FIG. 5. is a depiction of certain weather data together with a flight plan track indicating a potential weather threat. Grid points are shown at 122. Since the weather data is geographically referenced, an exact match with aircraft state (position, altitude, and ground speed) and future route can be made. An algorithm within process 118 advances the predicted aircraft position from current location along the intended route of flight 124. The estimated time of arrival of the aircraft is estimated at regular points 126 along the flight plan. At each point, the latitude and longitude of the point is determined and every weather data set for which a watch has been set is examined at that geographical location. If any one of the weather watch thresholds is met or exceeded, an alert is made. For example, the intersection of the intended flight path of the aircraft and a weather pattern exceeding the set threshold is indicated at 128 in FIG. 5.
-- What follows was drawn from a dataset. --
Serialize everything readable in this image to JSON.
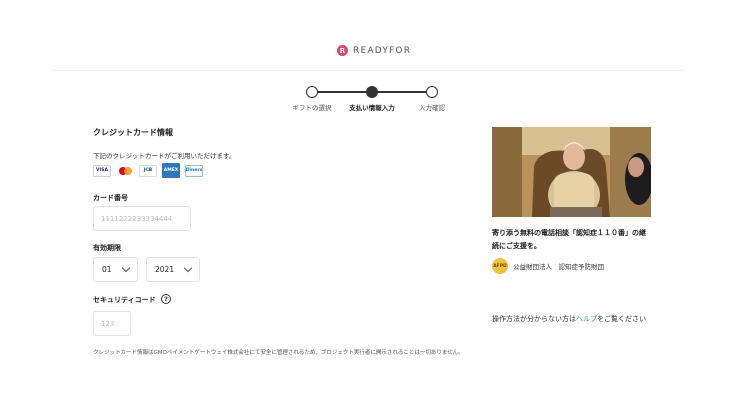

 While a display alert system and process has been described for monitoring severe weather, other threats may be monitored in a similar manner. For example, a terrain height monitor may use data from terrain database 106 in conjunction with position and ground speed data from sensors 116 and flight plan data from navigation data base 112 to provide an alarm some period of time prior to the aircraft entering terrain higher than the flight plan altitude.
 From the foregoing detailed description of preferred exemplary embodiments, it should be appreciated that apparatus and methods are provided for depicting weather or other threats on a vehicle display.
 While preferred exemplary embodiments have been presented in the foregoing detailed description of preferred exemplary embodiments, it should be appreciated that a vast number of variations exist. It should also be appreciated that these preferred exemplary embodiments are only examples, and are not intended to limit the scope, applicability, or configuration of the invention in any way. Rather, the ensuing detailed description will provide those skilled in the art with a convenient road map for implementing a preferred embodiment of the invention, it being understood that various changes may be made in the function and arrangement of elements described in an exemplary preferred embodiment without departing from the spirit and scope of the invention as set forth in the appended claims.